*** EXCERPTED DATA ***
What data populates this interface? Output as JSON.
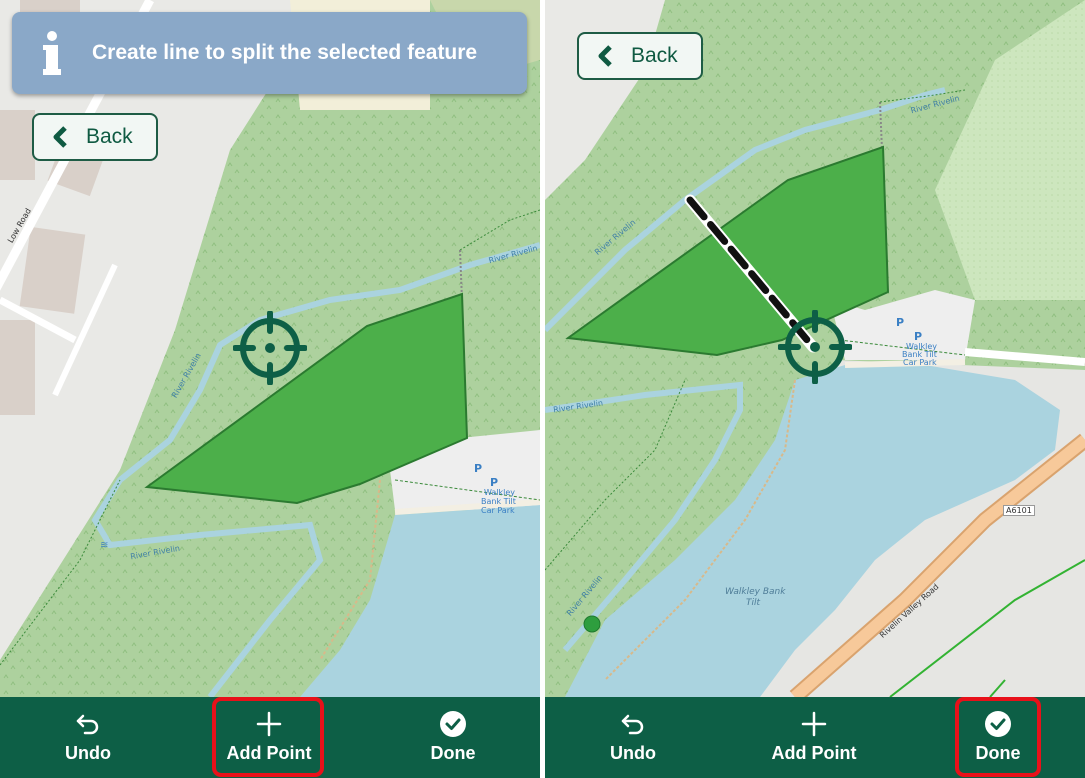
{
  "left": {
    "banner": {
      "icon": "info-icon",
      "text": "Create line to split the selected feature"
    },
    "back_label": "Back",
    "map_labels": {
      "low_road": "Low Road",
      "river_1": "River Rivelin",
      "river_2": "River Rivelin",
      "river_3": "River Rivelin",
      "car_park_line1": "Walkley",
      "car_park_line2": "Bank Tilt",
      "car_park_line3": "Car Park",
      "p1": "P",
      "p2": "P"
    },
    "toolbar": {
      "undo": "Undo",
      "add_point": "Add Point",
      "done": "Done"
    },
    "highlighted": "Add Point"
  },
  "right": {
    "back_label": "Back",
    "map_labels": {
      "river_1": "River Rivelin",
      "river_2": "River Rivelin",
      "river_3": "River Rivelin",
      "river_4": "River Rivelin",
      "car_park_line1": "Walkley",
      "car_park_line2": "Bank Tilt",
      "car_park_line3": "Car Park",
      "p1": "P",
      "p2": "P",
      "lake_line1": "Walkley Bank",
      "lake_line2": "Tilt",
      "road_ref": "A6101",
      "road_name": "Rivelin Valley Road"
    },
    "toolbar": {
      "undo": "Undo",
      "add_point": "Add Point",
      "done": "Done"
    },
    "highlighted": "Done"
  },
  "colors": {
    "toolbar_bg": "#0d5f46",
    "banner_bg": "#8aa8c8",
    "polygon_fill": "#4caf4a",
    "crosshair": "#0d5f46",
    "highlight": "#e8111a",
    "water": "#aad3df",
    "forest": "#add19e"
  }
}
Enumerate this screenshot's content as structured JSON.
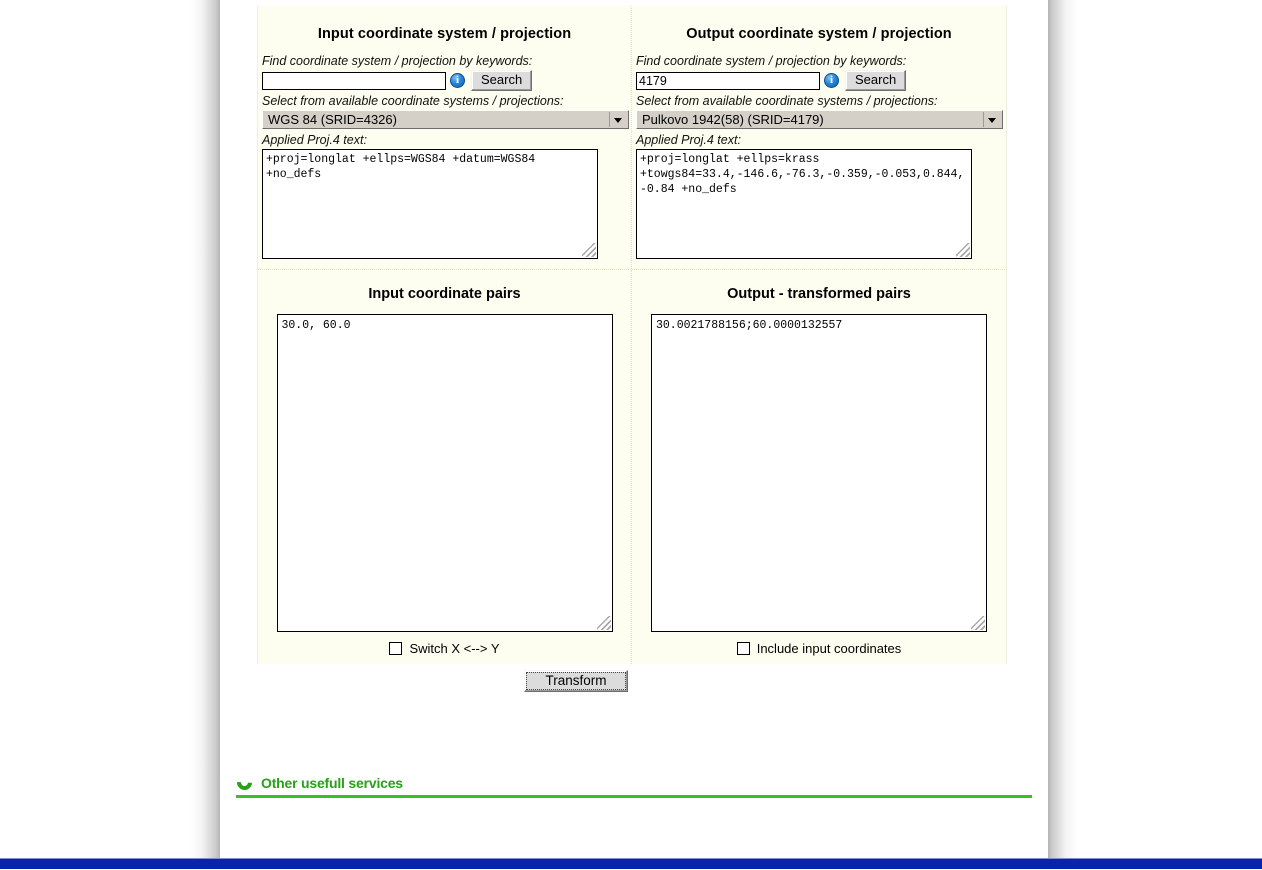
{
  "input_panel": {
    "title": "Input coordinate system / projection",
    "keyword_label": "Find coordinate system / projection by keywords:",
    "keyword_value": "",
    "keyword_placeholder": "",
    "info_icon": "info-icon",
    "search_label": "Search",
    "select_label": "Select from available coordinate systems / projections:",
    "selected_system": "WGS 84 (SRID=4326)",
    "proj4_label": "Applied Proj.4 text:",
    "proj4_text": "+proj=longlat +ellps=WGS84 +datum=WGS84 +no_defs"
  },
  "output_panel": {
    "title": "Output coordinate system / projection",
    "keyword_label": "Find coordinate system / projection by keywords:",
    "keyword_value": "4179",
    "keyword_placeholder": "",
    "info_icon": "info-icon",
    "search_label": "Search",
    "select_label": "Select from available coordinate systems / projections:",
    "selected_system": "Pulkovo 1942(58) (SRID=4179)",
    "proj4_label": "Applied Proj.4 text:",
    "proj4_text": "+proj=longlat +ellps=krass +towgs84=33.4,-146.6,-76.3,-0.359,-0.053,0.844,-0.84 +no_defs"
  },
  "input_pairs": {
    "title": "Input coordinate pairs",
    "value": "30.0, 60.0",
    "checkbox_label": "Switch X <--> Y",
    "checkbox_checked": false
  },
  "output_pairs": {
    "title": "Output - transformed pairs",
    "value": "30.0021788156;60.0000132557",
    "checkbox_label": "Include input coordinates",
    "checkbox_checked": false
  },
  "actions": {
    "transform_label": "Transform"
  },
  "services": {
    "icon": "green-crescent-icon",
    "title": "Other usefull services"
  },
  "colors": {
    "panel_bg": "#fdfdf0",
    "accent_green": "#27a116",
    "rule_green": "#3bc023",
    "bottom_bar_blue": "#0b23a8",
    "info_blue": "#2b86d8"
  }
}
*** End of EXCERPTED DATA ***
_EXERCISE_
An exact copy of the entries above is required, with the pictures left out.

_EXERCISE OUTPUT_
What data populates this interface? Output as JSON.
{
  "left": {
    "banner": {
      "icon": "info-icon",
      "text": "Create line to split the selected feature"
    },
    "back_label": "Back",
    "map_labels": {
      "low_road": "Low Road",
      "river_1": "River Rivelin",
      "river_2": "River Rivelin",
      "river_3": "River Rivelin",
      "car_park_line1": "Walkley",
      "car_park_line2": "Bank Tilt",
      "car_park_line3": "Car Park",
      "p1": "P",
      "p2": "P"
    },
    "toolbar": {
      "undo": "Undo",
      "add_point": "Add Point",
      "done": "Done"
    },
    "highlighted": "Add Point"
  },
  "right": {
    "back_label": "Back",
    "map_labels": {
      "river_1": "River Rivelin",
      "river_2": "River Rivelin",
      "river_3": "River Rivelin",
      "river_4": "River Rivelin",
      "car_park_line1": "Walkley",
      "car_park_line2": "Bank Tilt",
      "car_park_line3": "Car Park",
      "p1": "P",
      "p2": "P",
      "lake_line1": "Walkley Bank",
      "lake_line2": "Tilt",
      "road_ref": "A6101",
      "road_name": "Rivelin Valley Road"
    },
    "toolbar": {
      "undo": "Undo",
      "add_point": "Add Point",
      "done": "Done"
    },
    "highlighted": "Done"
  },
  "colors": {
    "toolbar_bg": "#0d5f46",
    "banner_bg": "#8aa8c8",
    "polygon_fill": "#4caf4a",
    "crosshair": "#0d5f46",
    "highlight": "#e8111a",
    "water": "#aad3df",
    "forest": "#add19e"
  }
}
Enumerate this screenshot's content as structured JSON.
{
  "input_panel": {
    "title": "Input coordinate system / projection",
    "keyword_label": "Find coordinate system / projection by keywords:",
    "keyword_value": "",
    "keyword_placeholder": "",
    "info_icon": "info-icon",
    "search_label": "Search",
    "select_label": "Select from available coordinate systems / projections:",
    "selected_system": "WGS 84 (SRID=4326)",
    "proj4_label": "Applied Proj.4 text:",
    "proj4_text": "+proj=longlat +ellps=WGS84 +datum=WGS84 +no_defs"
  },
  "output_panel": {
    "title": "Output coordinate system / projection",
    "keyword_label": "Find coordinate system / projection by keywords:",
    "keyword_value": "4179",
    "keyword_placeholder": "",
    "info_icon": "info-icon",
    "search_label": "Search",
    "select_label": "Select from available coordinate systems / projections:",
    "selected_system": "Pulkovo 1942(58) (SRID=4179)",
    "proj4_label": "Applied Proj.4 text:",
    "proj4_text": "+proj=longlat +ellps=krass +towgs84=33.4,-146.6,-76.3,-0.359,-0.053,0.844,-0.84 +no_defs"
  },
  "input_pairs": {
    "title": "Input coordinate pairs",
    "value": "30.0, 60.0",
    "checkbox_label": "Switch X <--> Y",
    "checkbox_checked": false
  },
  "output_pairs": {
    "title": "Output - transformed pairs",
    "value": "30.0021788156;60.0000132557",
    "checkbox_label": "Include input coordinates",
    "checkbox_checked": false
  },
  "actions": {
    "transform_label": "Transform"
  },
  "services": {
    "icon": "green-crescent-icon",
    "title": "Other usefull services"
  },
  "colors": {
    "panel_bg": "#fdfdf0",
    "accent_green": "#27a116",
    "rule_green": "#3bc023",
    "bottom_bar_blue": "#0b23a8",
    "info_blue": "#2b86d8"
  }
}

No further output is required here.